*** Opening of INFORMATION SUPPLIED ***

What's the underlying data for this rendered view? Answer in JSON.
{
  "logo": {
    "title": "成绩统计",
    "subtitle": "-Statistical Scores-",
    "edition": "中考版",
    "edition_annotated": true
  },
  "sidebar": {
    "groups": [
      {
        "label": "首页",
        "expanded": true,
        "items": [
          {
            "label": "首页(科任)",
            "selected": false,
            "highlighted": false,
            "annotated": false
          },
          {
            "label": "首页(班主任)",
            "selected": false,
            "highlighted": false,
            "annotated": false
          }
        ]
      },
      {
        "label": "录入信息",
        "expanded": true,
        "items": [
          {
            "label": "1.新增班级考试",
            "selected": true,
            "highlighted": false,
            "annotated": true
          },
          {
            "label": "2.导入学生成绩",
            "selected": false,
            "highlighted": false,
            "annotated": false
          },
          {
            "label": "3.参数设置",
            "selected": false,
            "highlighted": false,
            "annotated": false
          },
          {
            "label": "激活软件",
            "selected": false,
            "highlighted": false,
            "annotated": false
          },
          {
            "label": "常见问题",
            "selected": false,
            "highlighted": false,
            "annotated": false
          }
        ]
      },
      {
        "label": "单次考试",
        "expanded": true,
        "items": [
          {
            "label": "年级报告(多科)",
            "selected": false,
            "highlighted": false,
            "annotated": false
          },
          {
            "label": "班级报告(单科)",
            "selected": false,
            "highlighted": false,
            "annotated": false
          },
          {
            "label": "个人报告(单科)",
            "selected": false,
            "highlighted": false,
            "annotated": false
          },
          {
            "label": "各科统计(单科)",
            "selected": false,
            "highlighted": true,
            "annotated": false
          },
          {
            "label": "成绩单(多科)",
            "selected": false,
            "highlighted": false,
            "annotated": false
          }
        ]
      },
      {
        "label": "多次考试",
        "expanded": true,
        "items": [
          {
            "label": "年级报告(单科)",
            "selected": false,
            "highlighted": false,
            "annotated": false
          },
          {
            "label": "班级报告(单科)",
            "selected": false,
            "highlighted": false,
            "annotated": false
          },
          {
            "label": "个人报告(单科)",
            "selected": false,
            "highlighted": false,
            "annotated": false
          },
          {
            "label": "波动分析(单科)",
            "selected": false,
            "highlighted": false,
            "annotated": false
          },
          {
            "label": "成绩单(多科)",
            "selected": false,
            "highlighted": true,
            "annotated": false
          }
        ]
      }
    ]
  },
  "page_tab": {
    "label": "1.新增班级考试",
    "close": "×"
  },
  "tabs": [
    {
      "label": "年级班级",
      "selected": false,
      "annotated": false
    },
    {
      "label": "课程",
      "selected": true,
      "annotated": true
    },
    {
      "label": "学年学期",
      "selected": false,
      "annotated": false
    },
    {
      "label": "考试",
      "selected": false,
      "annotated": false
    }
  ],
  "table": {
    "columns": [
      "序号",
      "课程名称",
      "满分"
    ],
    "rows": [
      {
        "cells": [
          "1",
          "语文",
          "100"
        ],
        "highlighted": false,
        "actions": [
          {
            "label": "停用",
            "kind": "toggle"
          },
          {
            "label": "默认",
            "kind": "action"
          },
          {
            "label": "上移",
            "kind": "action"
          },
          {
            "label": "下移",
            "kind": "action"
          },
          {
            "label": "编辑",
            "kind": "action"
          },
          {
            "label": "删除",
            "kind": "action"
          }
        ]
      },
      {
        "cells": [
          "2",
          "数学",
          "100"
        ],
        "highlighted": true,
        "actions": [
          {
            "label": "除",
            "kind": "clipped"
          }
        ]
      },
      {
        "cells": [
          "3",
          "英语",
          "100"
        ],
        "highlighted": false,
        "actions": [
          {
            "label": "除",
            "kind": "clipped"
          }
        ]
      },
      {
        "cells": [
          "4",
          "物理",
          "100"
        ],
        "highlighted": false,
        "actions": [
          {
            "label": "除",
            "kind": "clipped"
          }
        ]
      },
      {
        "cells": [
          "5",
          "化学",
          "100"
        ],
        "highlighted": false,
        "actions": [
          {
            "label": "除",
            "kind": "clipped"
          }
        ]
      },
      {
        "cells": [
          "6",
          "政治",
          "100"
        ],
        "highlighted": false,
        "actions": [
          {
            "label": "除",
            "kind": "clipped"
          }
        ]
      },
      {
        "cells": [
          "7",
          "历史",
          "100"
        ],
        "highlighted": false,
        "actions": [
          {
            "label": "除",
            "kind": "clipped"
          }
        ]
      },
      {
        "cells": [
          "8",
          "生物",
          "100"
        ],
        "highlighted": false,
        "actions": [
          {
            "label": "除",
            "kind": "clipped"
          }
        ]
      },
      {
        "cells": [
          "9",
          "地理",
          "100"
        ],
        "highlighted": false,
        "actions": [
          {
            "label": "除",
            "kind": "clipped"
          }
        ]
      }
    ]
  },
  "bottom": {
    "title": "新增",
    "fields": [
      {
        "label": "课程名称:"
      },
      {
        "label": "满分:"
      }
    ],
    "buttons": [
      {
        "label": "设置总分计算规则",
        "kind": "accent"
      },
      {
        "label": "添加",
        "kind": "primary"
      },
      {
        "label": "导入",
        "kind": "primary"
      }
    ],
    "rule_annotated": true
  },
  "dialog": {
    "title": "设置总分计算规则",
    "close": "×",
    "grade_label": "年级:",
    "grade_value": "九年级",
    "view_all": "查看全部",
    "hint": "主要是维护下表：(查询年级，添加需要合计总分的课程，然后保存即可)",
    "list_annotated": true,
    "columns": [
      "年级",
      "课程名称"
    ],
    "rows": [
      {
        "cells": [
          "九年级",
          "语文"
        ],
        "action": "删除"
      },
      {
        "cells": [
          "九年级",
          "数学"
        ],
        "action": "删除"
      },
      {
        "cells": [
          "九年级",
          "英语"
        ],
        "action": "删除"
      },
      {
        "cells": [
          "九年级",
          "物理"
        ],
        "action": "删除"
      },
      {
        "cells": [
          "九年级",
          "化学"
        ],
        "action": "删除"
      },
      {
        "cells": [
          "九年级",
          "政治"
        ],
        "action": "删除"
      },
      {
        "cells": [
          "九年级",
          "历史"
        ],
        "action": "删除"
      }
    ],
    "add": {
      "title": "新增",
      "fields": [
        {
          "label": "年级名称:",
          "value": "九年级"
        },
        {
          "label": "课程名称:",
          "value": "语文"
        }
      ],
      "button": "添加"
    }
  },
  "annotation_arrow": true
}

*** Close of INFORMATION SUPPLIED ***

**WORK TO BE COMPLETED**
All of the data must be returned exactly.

**ANSWER TO THE EXERCISE**
What's the underlying data for this rendered view? Answer in JSON.
{
  "logo": {
    "title": "成绩统计",
    "subtitle": "-Statistical Scores-",
    "edition": "中考版",
    "edition_annotated": true
  },
  "sidebar": {
    "groups": [
      {
        "label": "首页",
        "expanded": true,
        "items": [
          {
            "label": "首页(科任)",
            "selected": false,
            "highlighted": false,
            "annotated": false
          },
          {
            "label": "首页(班主任)",
            "selected": false,
            "highlighted": false,
            "annotated": false
          }
        ]
      },
      {
        "label": "录入信息",
        "expanded": true,
        "items": [
          {
            "label": "1.新增班级考试",
            "selected": true,
            "highlighted": false,
            "annotated": true
          },
          {
            "label": "2.导入学生成绩",
            "selected": false,
            "highlighted": false,
            "annotated": false
          },
          {
            "label": "3.参数设置",
            "selected": false,
            "highlighted": false,
            "annotated": false
          },
          {
            "label": "激活软件",
            "selected": false,
            "highlighted": false,
            "annotated": false
          },
          {
            "label": "常见问题",
            "selected": false,
            "highlighted": false,
            "annotated": false
          }
        ]
      },
      {
        "label": "单次考试",
        "expanded": true,
        "items": [
          {
            "label": "年级报告(多科)",
            "selected": false,
            "highlighted": false,
            "annotated": false
          },
          {
            "label": "班级报告(单科)",
            "selected": false,
            "highlighted": false,
            "annotated": false
          },
          {
            "label": "个人报告(单科)",
            "selected": false,
            "highlighted": false,
            "annotated": false
          },
          {
            "label": "各科统计(单科)",
            "selected": false,
            "highlighted": true,
            "annotated": false
          },
          {
            "label": "成绩单(多科)",
            "selected": false,
            "highlighted": false,
            "annotated": false
          }
        ]
      },
      {
        "label": "多次考试",
        "expanded": true,
        "items": [
          {
            "label": "年级报告(单科)",
            "selected": false,
            "highlighted": false,
            "annotated": false
          },
          {
            "label": "班级报告(单科)",
            "selected": false,
            "highlighted": false,
            "annotated": false
          },
          {
            "label": "个人报告(单科)",
            "selected": false,
            "highlighted": false,
            "annotated": false
          },
          {
            "label": "波动分析(单科)",
            "selected": false,
            "highlighted": false,
            "annotated": false
          },
          {
            "label": "成绩单(多科)",
            "selected": false,
            "highlighted": true,
            "annotated": false
          }
        ]
      }
    ]
  },
  "page_tab": {
    "label": "1.新增班级考试",
    "close": "×"
  },
  "tabs": [
    {
      "label": "年级班级",
      "selected": false,
      "annotated": false
    },
    {
      "label": "课程",
      "selected": true,
      "annotated": true
    },
    {
      "label": "学年学期",
      "selected": false,
      "annotated": false
    },
    {
      "label": "考试",
      "selected": false,
      "annotated": false
    }
  ],
  "table": {
    "columns": [
      "序号",
      "课程名称",
      "满分"
    ],
    "rows": [
      {
        "cells": [
          "1",
          "语文",
          "100"
        ],
        "highlighted": false,
        "actions": [
          {
            "label": "停用",
            "kind": "toggle"
          },
          {
            "label": "默认",
            "kind": "action"
          },
          {
            "label": "上移",
            "kind": "action"
          },
          {
            "label": "下移",
            "kind": "action"
          },
          {
            "label": "编辑",
            "kind": "action"
          },
          {
            "label": "删除",
            "kind": "action"
          }
        ]
      },
      {
        "cells": [
          "2",
          "数学",
          "100"
        ],
        "highlighted": true,
        "actions": [
          {
            "label": "除",
            "kind": "clipped"
          }
        ]
      },
      {
        "cells": [
          "3",
          "英语",
          "100"
        ],
        "highlighted": false,
        "actions": [
          {
            "label": "除",
            "kind": "clipped"
          }
        ]
      },
      {
        "cells": [
          "4",
          "物理",
          "100"
        ],
        "highlighted": false,
        "actions": [
          {
            "label": "除",
            "kind": "clipped"
          }
        ]
      },
      {
        "cells": [
          "5",
          "化学",
          "100"
        ],
        "highlighted": false,
        "actions": [
          {
            "label": "除",
            "kind": "clipped"
          }
        ]
      },
      {
        "cells": [
          "6",
          "政治",
          "100"
        ],
        "highlighted": false,
        "actions": [
          {
            "label": "除",
            "kind": "clipped"
          }
        ]
      },
      {
        "cells": [
          "7",
          "历史",
          "100"
        ],
        "highlighted": false,
        "actions": [
          {
            "label": "除",
            "kind": "clipped"
          }
        ]
      },
      {
        "cells": [
          "8",
          "生物",
          "100"
        ],
        "highlighted": false,
        "actions": [
          {
            "label": "除",
            "kind": "clipped"
          }
        ]
      },
      {
        "cells": [
          "9",
          "地理",
          "100"
        ],
        "highlighted": false,
        "actions": [
          {
            "label": "除",
            "kind": "clipped"
          }
        ]
      }
    ]
  },
  "bottom": {
    "title": "新增",
    "fields": [
      {
        "label": "课程名称:"
      },
      {
        "label": "满分:"
      }
    ],
    "buttons": [
      {
        "label": "设置总分计算规则",
        "kind": "accent"
      },
      {
        "label": "添加",
        "kind": "primary"
      },
      {
        "label": "导入",
        "kind": "primary"
      }
    ],
    "rule_annotated": true
  },
  "dialog": {
    "title": "设置总分计算规则",
    "close": "×",
    "grade_label": "年级:",
    "grade_value": "九年级",
    "view_all": "查看全部",
    "hint": "主要是维护下表：(查询年级，添加需要合计总分的课程，然后保存即可)",
    "list_annotated": true,
    "columns": [
      "年级",
      "课程名称"
    ],
    "rows": [
      {
        "cells": [
          "九年级",
          "语文"
        ],
        "action": "删除"
      },
      {
        "cells": [
          "九年级",
          "数学"
        ],
        "action": "删除"
      },
      {
        "cells": [
          "九年级",
          "英语"
        ],
        "action": "删除"
      },
      {
        "cells": [
          "九年级",
          "物理"
        ],
        "action": "删除"
      },
      {
        "cells": [
          "九年级",
          "化学"
        ],
        "action": "删除"
      },
      {
        "cells": [
          "九年级",
          "政治"
        ],
        "action": "删除"
      },
      {
        "cells": [
          "九年级",
          "历史"
        ],
        "action": "删除"
      }
    ],
    "add": {
      "title": "新增",
      "fields": [
        {
          "label": "年级名称:",
          "value": "九年级"
        },
        {
          "label": "课程名称:",
          "value": "语文"
        }
      ],
      "button": "添加"
    }
  },
  "annotation_arrow": true
}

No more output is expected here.